top of page

Safeguarding through Environmental Health Services & Sustainable Waste Management - Shreeya Kongara

Environmental health services provided by Tri-County Health Department play a critical role in ensuring the well-being of communities. In addition to these services, it is equally important to address the issue of sustainable waste management. By promoting practices such as reducing, reusing, and recycling waste, and implementing innovative solutions like composting, zero-waste lifestyles, and circular economy principles, we can further protect our environment and enhance the overall health of our communities. In this blog post, we will not only explore Tri-County Health Department's environmental health services but also delve into the significance of sustainable waste management.


Tri-County Health Department's environmental health services encompass various aspects of sanitation and safety. Their efforts in conducting sanitary inspections for food establishments, child care facilities, and lodging establishments contribute to maintaining hygiene and preventing the spread of foodborne illnesses. Investigating sewage complaints and addressing sanitation concerns further safeguards public health. In addition, their emergency response initiatives during natural disasters ensure that food and food-related items remain safe for consumption. These services are crucial in upholding the health and well-being of our communities.


While environmental health services focus on immediate health risks, sustainable waste management tackles the long-term impact of waste on our environment and communities. By adopting sustainable waste management practices, we can minimize the adverse effects of waste generation and disposal. Here are some key aspects of sustainable waste management:


1. Reducing Waste: The first step in sustainable waste management is reducing the amount of waste we generate. This involves conscious consumption, avoiding unnecessary packaging, and choosing durable and reusable products.


2. Reusing and Repurposing: Reusing items and finding creative ways to repurpose them reduces the need for new products and minimizes waste.


3. Recycling: Proper recycling ensures that waste materials are processed and transformed into new products, reducing the demand for virgin resources.


4. Composting: Organic waste, such as food scraps and yard trimmings, can be diverted from landfills and transformed into nutrient-rich compost.


5. Zero-Waste Lifestyles: Adopting a zero-waste lifestyle involves minimizing waste generation through conscious choices and sustainable practices.


6. Circular Economy Principles: Transitioning to a circular economy involves designing products for durability, reuse, and recycling.


Tri-County Health Department's environmental health services are vital for safeguarding communities from immediate health risks. However, it is equally important to address sustainable waste management to mitigate long-term environmental impacts. By promoting waste reduction, reuse, recycling, composting, zero-waste lifestyles, and circular economy principles, we can create a more sustainable future. Let us appreciate the holistic efforts of Tri-County Health Department in ensuring both environmental health and sustainable waste management for the well-being of our communities. Together, we can make a significant positive impact on our environment and foster healthier and more resilient communities.

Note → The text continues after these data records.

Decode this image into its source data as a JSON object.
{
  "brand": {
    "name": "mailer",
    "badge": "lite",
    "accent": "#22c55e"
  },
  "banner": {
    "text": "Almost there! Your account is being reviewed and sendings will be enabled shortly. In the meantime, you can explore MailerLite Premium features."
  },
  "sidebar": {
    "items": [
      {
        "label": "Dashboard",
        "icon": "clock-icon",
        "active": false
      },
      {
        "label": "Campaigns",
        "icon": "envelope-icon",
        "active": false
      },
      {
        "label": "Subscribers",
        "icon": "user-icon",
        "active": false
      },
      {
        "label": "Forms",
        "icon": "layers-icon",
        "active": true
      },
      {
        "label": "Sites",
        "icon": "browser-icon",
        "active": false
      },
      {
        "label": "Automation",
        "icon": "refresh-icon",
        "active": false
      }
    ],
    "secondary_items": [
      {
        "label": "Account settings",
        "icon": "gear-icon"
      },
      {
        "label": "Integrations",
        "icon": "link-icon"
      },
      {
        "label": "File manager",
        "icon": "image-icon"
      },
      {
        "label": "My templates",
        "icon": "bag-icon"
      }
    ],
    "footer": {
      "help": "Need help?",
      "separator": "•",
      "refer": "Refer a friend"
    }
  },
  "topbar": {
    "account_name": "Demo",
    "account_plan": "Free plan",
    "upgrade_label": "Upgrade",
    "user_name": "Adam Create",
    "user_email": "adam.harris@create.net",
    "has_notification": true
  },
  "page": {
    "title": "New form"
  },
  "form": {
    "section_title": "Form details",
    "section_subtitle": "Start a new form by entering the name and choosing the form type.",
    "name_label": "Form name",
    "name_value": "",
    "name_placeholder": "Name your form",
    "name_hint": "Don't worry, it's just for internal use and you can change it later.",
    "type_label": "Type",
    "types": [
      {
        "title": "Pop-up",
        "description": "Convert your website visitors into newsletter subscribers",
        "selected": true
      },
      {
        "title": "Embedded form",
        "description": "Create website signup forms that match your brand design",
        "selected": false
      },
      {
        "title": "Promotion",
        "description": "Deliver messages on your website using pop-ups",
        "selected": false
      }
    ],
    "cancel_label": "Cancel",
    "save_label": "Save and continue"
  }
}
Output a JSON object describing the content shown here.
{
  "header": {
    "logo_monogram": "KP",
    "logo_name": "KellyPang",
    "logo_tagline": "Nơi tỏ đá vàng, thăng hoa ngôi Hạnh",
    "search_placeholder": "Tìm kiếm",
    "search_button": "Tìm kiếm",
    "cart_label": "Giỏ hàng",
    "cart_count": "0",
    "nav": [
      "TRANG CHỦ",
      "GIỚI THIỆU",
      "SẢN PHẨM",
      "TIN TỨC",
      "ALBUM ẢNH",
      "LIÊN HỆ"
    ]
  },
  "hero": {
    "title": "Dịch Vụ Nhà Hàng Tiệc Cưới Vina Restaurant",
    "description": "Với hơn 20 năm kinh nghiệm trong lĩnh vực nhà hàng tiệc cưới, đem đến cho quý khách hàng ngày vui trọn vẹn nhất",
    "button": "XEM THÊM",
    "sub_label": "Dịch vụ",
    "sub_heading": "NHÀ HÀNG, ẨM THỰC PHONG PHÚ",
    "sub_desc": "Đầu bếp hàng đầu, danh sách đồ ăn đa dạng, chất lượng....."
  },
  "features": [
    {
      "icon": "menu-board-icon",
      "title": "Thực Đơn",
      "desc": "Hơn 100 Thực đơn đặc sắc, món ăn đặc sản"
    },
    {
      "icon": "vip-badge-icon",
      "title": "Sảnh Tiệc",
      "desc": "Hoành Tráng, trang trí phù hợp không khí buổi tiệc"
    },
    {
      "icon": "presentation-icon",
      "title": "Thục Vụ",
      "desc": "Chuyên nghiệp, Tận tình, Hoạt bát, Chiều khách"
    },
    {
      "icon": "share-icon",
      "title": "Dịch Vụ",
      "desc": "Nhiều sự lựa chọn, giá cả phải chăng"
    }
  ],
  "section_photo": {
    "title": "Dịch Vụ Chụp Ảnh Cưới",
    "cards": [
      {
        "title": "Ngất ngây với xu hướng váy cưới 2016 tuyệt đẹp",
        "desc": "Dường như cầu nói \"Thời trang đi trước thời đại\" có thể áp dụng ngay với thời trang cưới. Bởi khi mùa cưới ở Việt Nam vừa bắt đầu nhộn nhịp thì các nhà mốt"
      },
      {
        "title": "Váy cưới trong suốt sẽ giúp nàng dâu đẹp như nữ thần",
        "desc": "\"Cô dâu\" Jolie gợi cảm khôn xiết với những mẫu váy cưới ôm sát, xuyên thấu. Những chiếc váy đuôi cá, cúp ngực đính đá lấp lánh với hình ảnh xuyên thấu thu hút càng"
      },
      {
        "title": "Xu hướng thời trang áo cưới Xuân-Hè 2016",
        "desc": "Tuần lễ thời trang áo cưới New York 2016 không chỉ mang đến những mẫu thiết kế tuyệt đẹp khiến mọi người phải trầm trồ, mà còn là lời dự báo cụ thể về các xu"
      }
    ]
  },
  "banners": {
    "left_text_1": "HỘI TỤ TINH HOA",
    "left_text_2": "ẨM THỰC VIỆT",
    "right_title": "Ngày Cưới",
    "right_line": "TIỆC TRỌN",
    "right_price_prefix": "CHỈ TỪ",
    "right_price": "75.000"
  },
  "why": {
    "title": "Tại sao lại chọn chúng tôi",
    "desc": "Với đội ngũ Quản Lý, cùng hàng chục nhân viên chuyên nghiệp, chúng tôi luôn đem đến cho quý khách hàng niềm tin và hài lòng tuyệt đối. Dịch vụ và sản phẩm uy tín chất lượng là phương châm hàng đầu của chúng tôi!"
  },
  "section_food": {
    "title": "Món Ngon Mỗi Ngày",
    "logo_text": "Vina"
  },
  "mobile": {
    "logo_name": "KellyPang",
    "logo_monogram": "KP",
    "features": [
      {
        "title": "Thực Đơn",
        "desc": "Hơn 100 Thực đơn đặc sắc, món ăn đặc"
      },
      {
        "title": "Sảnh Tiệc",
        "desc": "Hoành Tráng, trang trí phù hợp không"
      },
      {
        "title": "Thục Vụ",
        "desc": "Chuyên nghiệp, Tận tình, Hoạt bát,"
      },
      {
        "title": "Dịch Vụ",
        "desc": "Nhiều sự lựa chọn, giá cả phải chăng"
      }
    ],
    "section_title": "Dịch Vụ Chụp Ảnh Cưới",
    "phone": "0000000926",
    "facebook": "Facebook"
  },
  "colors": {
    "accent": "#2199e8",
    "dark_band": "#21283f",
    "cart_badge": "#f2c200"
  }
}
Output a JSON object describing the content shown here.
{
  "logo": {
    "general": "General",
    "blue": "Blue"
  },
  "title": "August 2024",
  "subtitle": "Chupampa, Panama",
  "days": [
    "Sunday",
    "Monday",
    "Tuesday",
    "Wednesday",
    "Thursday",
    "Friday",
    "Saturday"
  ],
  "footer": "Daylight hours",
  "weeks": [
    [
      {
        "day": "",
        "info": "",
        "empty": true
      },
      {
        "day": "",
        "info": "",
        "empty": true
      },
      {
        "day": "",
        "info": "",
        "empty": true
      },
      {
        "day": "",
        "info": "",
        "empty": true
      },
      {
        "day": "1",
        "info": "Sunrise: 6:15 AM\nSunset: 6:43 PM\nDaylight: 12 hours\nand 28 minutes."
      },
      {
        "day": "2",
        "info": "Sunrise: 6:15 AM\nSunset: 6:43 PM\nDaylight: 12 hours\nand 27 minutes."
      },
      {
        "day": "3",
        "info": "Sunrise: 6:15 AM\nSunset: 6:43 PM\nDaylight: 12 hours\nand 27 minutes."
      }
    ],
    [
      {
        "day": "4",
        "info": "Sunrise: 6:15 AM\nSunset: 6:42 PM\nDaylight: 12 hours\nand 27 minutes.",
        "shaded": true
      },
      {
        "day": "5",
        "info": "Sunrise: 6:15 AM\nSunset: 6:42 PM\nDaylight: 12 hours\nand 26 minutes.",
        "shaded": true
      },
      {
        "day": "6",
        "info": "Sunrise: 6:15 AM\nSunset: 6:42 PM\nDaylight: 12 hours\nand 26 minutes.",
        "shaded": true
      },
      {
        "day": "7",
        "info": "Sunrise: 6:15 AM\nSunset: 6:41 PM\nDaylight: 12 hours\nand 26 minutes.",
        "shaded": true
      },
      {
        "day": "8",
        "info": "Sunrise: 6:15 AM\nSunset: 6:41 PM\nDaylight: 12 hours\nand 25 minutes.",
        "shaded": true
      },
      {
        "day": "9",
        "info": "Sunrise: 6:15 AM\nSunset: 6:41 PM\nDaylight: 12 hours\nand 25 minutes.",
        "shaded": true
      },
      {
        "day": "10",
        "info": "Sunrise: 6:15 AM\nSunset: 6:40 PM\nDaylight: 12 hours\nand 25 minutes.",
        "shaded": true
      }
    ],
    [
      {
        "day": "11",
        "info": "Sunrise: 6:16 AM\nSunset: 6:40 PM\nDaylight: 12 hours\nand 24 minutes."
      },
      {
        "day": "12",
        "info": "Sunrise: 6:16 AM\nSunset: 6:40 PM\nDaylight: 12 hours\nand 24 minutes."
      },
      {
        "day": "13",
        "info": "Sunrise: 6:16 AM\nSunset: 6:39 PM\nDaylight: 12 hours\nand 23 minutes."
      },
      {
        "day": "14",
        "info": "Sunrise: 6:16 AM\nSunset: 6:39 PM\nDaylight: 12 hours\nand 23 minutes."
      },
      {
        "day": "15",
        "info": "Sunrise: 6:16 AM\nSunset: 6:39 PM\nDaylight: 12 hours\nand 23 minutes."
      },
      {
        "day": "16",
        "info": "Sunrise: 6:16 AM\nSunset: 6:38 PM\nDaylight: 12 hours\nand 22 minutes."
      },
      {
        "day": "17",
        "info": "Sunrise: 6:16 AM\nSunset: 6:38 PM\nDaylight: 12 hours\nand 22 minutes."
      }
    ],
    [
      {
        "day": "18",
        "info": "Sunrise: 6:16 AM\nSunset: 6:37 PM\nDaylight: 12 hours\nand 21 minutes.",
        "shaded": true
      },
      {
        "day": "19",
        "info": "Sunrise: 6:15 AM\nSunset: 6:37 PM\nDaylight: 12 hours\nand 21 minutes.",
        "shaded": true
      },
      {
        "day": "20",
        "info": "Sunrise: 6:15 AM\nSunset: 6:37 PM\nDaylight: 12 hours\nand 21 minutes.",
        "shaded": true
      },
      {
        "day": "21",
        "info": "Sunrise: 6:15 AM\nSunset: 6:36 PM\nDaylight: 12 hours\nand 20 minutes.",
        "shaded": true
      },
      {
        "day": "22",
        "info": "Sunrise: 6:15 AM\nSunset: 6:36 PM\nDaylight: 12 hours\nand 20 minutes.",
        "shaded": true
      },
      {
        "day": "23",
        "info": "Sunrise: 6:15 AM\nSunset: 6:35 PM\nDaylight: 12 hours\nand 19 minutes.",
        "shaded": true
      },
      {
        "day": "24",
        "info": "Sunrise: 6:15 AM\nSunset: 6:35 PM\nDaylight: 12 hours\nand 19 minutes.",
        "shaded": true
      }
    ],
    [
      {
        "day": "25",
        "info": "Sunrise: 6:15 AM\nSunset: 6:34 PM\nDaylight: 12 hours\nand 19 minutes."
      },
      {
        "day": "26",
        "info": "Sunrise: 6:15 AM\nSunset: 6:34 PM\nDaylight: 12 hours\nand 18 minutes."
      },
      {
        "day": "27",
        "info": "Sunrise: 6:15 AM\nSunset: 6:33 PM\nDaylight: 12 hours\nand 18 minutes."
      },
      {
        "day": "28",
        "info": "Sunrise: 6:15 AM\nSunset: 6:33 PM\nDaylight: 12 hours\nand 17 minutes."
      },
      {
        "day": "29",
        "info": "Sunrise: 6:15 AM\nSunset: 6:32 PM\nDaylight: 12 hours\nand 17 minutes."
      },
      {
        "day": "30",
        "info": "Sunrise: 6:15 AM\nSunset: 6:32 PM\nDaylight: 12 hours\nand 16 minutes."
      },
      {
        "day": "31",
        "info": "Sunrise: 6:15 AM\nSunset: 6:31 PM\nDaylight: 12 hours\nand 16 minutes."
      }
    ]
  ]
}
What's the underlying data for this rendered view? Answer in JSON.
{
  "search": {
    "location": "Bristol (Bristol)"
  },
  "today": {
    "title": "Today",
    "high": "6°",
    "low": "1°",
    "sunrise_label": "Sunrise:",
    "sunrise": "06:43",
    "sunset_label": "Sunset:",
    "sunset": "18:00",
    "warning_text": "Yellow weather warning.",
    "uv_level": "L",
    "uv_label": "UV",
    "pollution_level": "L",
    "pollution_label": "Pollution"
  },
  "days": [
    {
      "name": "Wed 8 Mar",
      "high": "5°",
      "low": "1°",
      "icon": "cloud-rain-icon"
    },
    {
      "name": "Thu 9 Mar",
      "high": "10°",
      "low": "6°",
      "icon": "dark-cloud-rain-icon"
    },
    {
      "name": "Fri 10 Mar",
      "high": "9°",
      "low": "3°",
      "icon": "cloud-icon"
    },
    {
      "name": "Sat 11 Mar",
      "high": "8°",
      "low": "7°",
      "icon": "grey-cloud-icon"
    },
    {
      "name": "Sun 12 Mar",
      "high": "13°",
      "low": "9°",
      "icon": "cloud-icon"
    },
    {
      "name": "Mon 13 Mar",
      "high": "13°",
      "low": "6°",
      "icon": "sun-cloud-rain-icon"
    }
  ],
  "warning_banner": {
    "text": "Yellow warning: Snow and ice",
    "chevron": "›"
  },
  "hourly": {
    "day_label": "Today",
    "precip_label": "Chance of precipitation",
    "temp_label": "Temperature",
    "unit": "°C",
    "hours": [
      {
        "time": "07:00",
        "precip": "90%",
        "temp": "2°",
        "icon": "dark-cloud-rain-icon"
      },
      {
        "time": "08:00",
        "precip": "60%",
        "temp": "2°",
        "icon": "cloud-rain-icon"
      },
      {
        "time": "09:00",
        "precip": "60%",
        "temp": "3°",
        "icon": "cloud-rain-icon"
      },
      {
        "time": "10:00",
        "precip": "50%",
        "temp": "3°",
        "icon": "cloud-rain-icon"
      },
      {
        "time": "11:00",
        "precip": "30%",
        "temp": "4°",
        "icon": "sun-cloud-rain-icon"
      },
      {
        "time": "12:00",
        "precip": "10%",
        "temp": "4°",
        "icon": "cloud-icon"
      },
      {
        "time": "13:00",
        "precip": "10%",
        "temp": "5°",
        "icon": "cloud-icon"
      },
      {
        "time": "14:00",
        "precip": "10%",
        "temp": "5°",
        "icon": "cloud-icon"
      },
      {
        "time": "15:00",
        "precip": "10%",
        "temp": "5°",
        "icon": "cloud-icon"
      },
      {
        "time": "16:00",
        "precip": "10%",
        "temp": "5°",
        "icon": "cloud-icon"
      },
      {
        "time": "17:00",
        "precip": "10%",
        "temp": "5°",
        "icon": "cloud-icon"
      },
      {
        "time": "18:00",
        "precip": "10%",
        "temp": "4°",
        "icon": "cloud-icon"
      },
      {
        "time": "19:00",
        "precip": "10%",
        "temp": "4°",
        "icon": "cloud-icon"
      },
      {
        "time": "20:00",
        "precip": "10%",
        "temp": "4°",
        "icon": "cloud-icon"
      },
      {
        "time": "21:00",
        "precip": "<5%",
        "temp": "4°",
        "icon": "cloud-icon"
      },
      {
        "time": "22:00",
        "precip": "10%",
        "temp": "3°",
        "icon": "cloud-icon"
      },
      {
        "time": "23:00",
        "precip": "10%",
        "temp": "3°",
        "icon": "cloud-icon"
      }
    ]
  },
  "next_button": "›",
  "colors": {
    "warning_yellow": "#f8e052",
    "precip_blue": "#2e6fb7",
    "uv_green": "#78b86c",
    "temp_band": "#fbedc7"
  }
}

38 views0 comments

Recent Posts

See All

February Food Establishment Inspections

February Food Establishment Inspections DOLLAR TREE (CAMERON) – Routine Inspection 2/9/24 Priority Items: None observed Core Items: Dumpster lids open Improper storage of single-service items Stained

January Food Establishment Inspections

January Food Establishment Inspections HY-VEE (GRANT CITY) – Routine Inspection 1/5/24 Priority Items: Date mark missing Core Items: Air gap at receiving door Cases of food being stored on floor in wa

December Food Establishment Inspections

December Food Establishment Inspections THE OLD COOKSTOVE (MAYSVILLE) – Routine Inspection 12/5/23 Priority Items: Date mark missing from repackaged food for retail sale Date mark missing from ready-t

bottom of page